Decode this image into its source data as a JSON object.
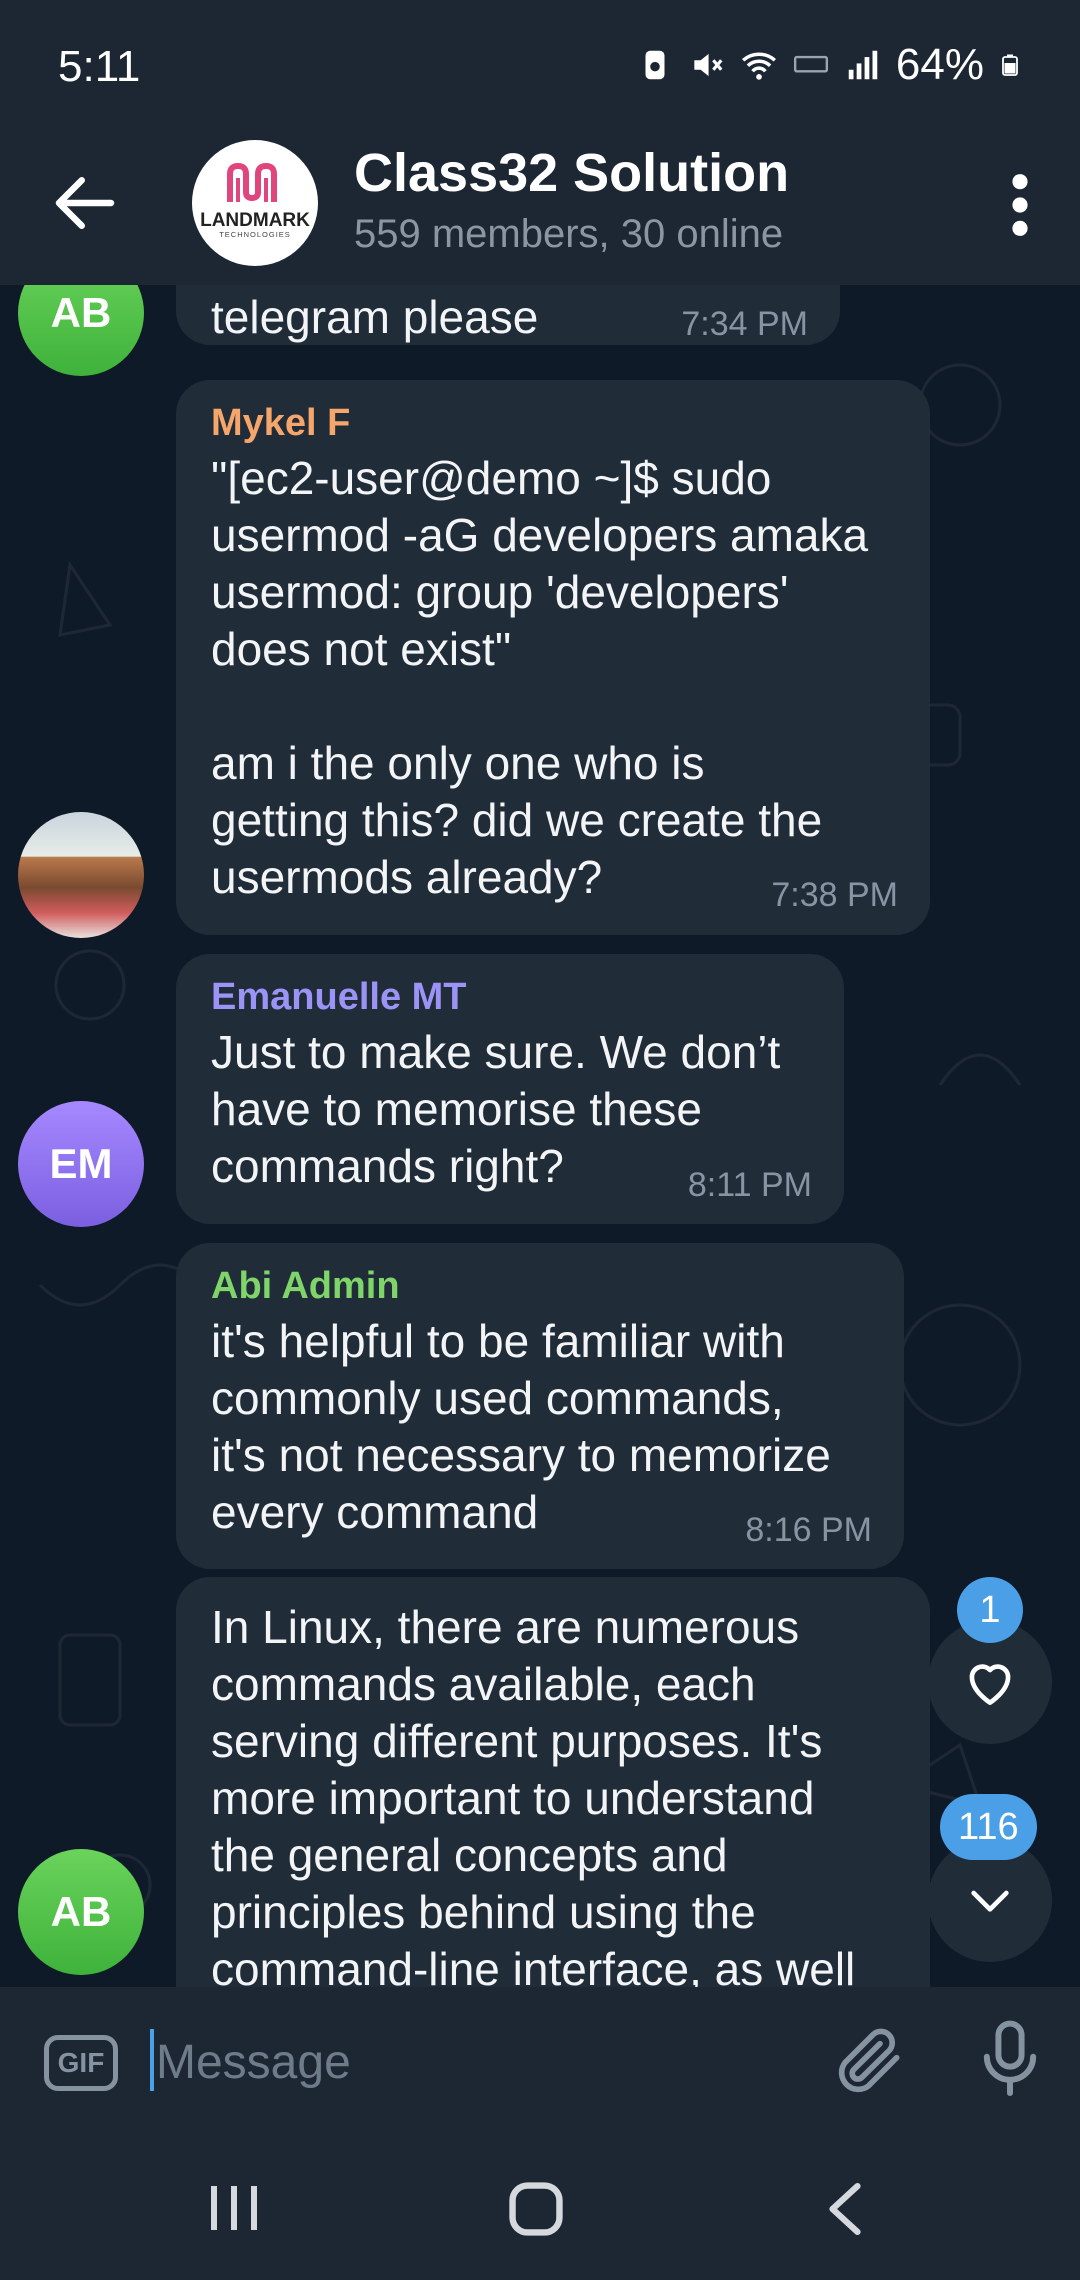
{
  "status_bar": {
    "time": "5:11",
    "battery": "64%"
  },
  "header": {
    "title": "Class32 Solution",
    "subtitle": "559 members, 30 online",
    "logo_text": "LANDMARK",
    "logo_subtext": "TECHNOLOGIES"
  },
  "messages": [
    {
      "avatar": "AB",
      "sender": "",
      "text": "telegram please",
      "time": "7:34 PM"
    },
    {
      "avatar": "",
      "sender": "Mykel F",
      "sender_color": "#f6a66a",
      "text": "\"[ec2-user@demo ~]$ sudo\nusermod -aG developers amaka\nusermod: group 'developers'\ndoes not exist\"\n\nam i the only one who is\ngetting this? did we create the\nusermods already?",
      "time": "7:38 PM"
    },
    {
      "avatar": "EM",
      "sender": "Emanuelle MT",
      "sender_color": "#9b93f5",
      "text": "Just to make sure. We don’t\nhave to memorise these\ncommands right?",
      "time": "8:11 PM"
    },
    {
      "avatar": "",
      "sender": "Abi Admin",
      "sender_color": "#7fd46a",
      "text": "it's helpful to be familiar with\ncommonly used commands,\nit's not necessary to memorize\nevery command",
      "time": "8:16 PM"
    },
    {
      "avatar": "AB",
      "sender": "",
      "text": "In Linux, there are numerous\ncommands available, each\nserving different purposes. It's\nmore important to understand\nthe general concepts and\nprinciples behind using the\ncommand-line interface, as well",
      "time": ""
    }
  ],
  "reactions": {
    "badge": "1",
    "icon": "heart-icon"
  },
  "scroll_down": {
    "badge": "116",
    "icon": "chevron-down-icon"
  },
  "input": {
    "gif_label": "GIF",
    "placeholder": "Message"
  },
  "colors": {
    "background": "#0f1a28",
    "bar": "#1d2733",
    "bubble": "#212c39",
    "accent": "#4a9fe6"
  }
}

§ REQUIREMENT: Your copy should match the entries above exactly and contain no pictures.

§ RESULT:
Decode this image into its source data as a JSON object.
{
  "status_bar": {
    "time": "5:11",
    "battery": "64%"
  },
  "header": {
    "title": "Class32 Solution",
    "subtitle": "559 members, 30 online",
    "logo_text": "LANDMARK",
    "logo_subtext": "TECHNOLOGIES"
  },
  "messages": [
    {
      "avatar": "AB",
      "sender": "",
      "text": "telegram please",
      "time": "7:34 PM"
    },
    {
      "avatar": "",
      "sender": "Mykel F",
      "sender_color": "#f6a66a",
      "text": "\"[ec2-user@demo ~]$ sudo\nusermod -aG developers amaka\nusermod: group 'developers'\ndoes not exist\"\n\nam i the only one who is\ngetting this? did we create the\nusermods already?",
      "time": "7:38 PM"
    },
    {
      "avatar": "EM",
      "sender": "Emanuelle MT",
      "sender_color": "#9b93f5",
      "text": "Just to make sure. We don’t\nhave to memorise these\ncommands right?",
      "time": "8:11 PM"
    },
    {
      "avatar": "",
      "sender": "Abi Admin",
      "sender_color": "#7fd46a",
      "text": "it's helpful to be familiar with\ncommonly used commands,\nit's not necessary to memorize\nevery command",
      "time": "8:16 PM"
    },
    {
      "avatar": "AB",
      "sender": "",
      "text": "In Linux, there are numerous\ncommands available, each\nserving different purposes. It's\nmore important to understand\nthe general concepts and\nprinciples behind using the\ncommand-line interface, as well",
      "time": ""
    }
  ],
  "reactions": {
    "badge": "1",
    "icon": "heart-icon"
  },
  "scroll_down": {
    "badge": "116",
    "icon": "chevron-down-icon"
  },
  "input": {
    "gif_label": "GIF",
    "placeholder": "Message"
  },
  "colors": {
    "background": "#0f1a28",
    "bar": "#1d2733",
    "bubble": "#212c39",
    "accent": "#4a9fe6"
  }
}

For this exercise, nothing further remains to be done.